NFE has not responded to multiple requests for comment about where its gas for Puerto Rico is sourced from or how it gets there. Asked about potential Jones Act violations, a representative from Customs and Border Patrol emailed the following statement:
An importer is expected to exercise reasonable care its importing operations. Nonetheless, should there be any information of fraud or illegal trade activity, we ask from the trade community to contact us, confidentially, via e-Allegations Online Trade Violation Reporting System or by calling 1-800-BE-ALERT. Any violation of the Jones Act or any other federal regulation could result in severe criminal or civil penalties.

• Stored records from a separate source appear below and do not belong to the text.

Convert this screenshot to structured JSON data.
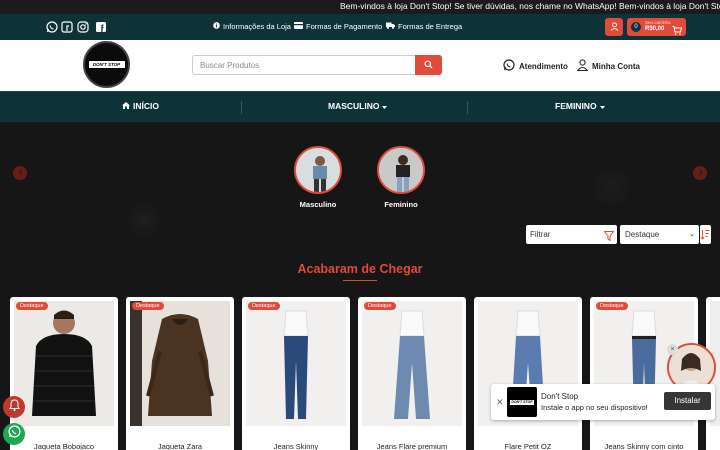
{
  "marquee": {
    "text": "Bem-vindos à loja Don't Stop! Se tiver dúvidas, nos chame no WhatsApp!   Bem-vindos à loja Don't Stop! Se"
  },
  "topbar": {
    "links": [
      {
        "icon": "info-icon",
        "label": "Informações da Loja"
      },
      {
        "icon": "card-icon",
        "label": "Formas de Pagamento"
      },
      {
        "icon": "truck-icon",
        "label": "Formas de Entrega"
      }
    ],
    "cart": {
      "count": "0",
      "label": "Seu carrinho",
      "total": "R$0,00"
    }
  },
  "header": {
    "logo_text": "DON'T STOP",
    "search_placeholder": "Buscar Produtos",
    "atendimento": "Atendimento",
    "conta": "Minha Conta"
  },
  "nav": {
    "items": [
      {
        "label": "INÍCIO"
      },
      {
        "label": "MASCULINO"
      },
      {
        "label": "FEMININO"
      }
    ]
  },
  "categories": [
    {
      "label": "Masculino"
    },
    {
      "label": "Feminino"
    }
  ],
  "filters": {
    "filter_label": "Filtrar",
    "sort_label": "Destaque"
  },
  "section": {
    "title": "Acabaram de Chegar"
  },
  "products": [
    {
      "badge": "Destaque",
      "name": "Jaqueta Bobojaco"
    },
    {
      "badge": "Destaque",
      "name": "Jaqueta Zara"
    },
    {
      "badge": "Destaque",
      "name": "Jeans Skinny"
    },
    {
      "badge": "Destaque",
      "name": "Jeans Flare premium"
    },
    {
      "badge": "",
      "name": "Flare Petit OZ"
    },
    {
      "badge": "Destaque",
      "name": "Jeans Skinny com cinto"
    }
  ],
  "promo": {
    "title": "Don't Stop",
    "text": "Instale o app no seu dispositivo!",
    "button": "Instalar"
  },
  "colors": {
    "accent": "#e04b3a",
    "dark_teal": "#0d3339",
    "background": "#131313"
  }
}
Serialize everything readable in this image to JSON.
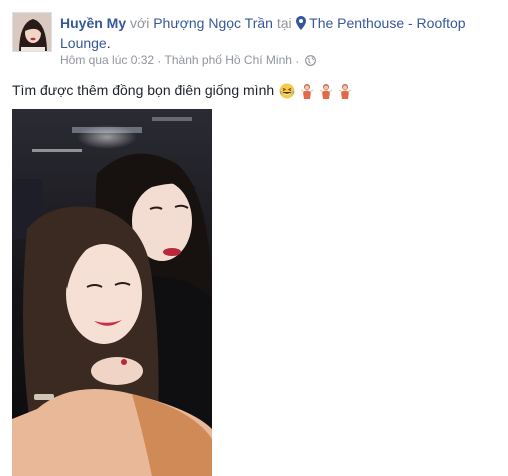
{
  "post": {
    "author": "Huyền My",
    "with_word": "với",
    "tagged_friend": "Phượng Ngọc Trần",
    "at_word": "tại",
    "location_line1": "The Penthouse - Rooftop",
    "location_line2": "Lounge",
    "period": ".",
    "timestamp": "Hôm qua lúc 0:32",
    "separator": "·",
    "place": "Thành phố Hồ Chí Minh",
    "separator2": "·",
    "privacy_icon": "globe-icon",
    "location_icon": "map-pin-icon",
    "text": "Tìm được thêm đồng bọn điên giống mình",
    "emojis": [
      "laughing-emoji",
      "dancing-women-emoji",
      "dancing-women-emoji",
      "dancing-women-emoji"
    ]
  },
  "colors": {
    "link": "#365899",
    "muted": "#90949c",
    "text": "#1d2129"
  }
}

Were NFE found to be running afoul of either FERC or CBP statutes, it wouldn’t be the first bad press Edens has had this year. A shell company owned by the Fortress Investment Group recently sued a company called BioFire to stop it manufacturing Covid-19 test kids, alleging the tests violated patents its subsidiary obtained from the now-defunct blood-testing company Theranos. Fortress eventually relented and agreed to grant BioFire royalty-free licenses.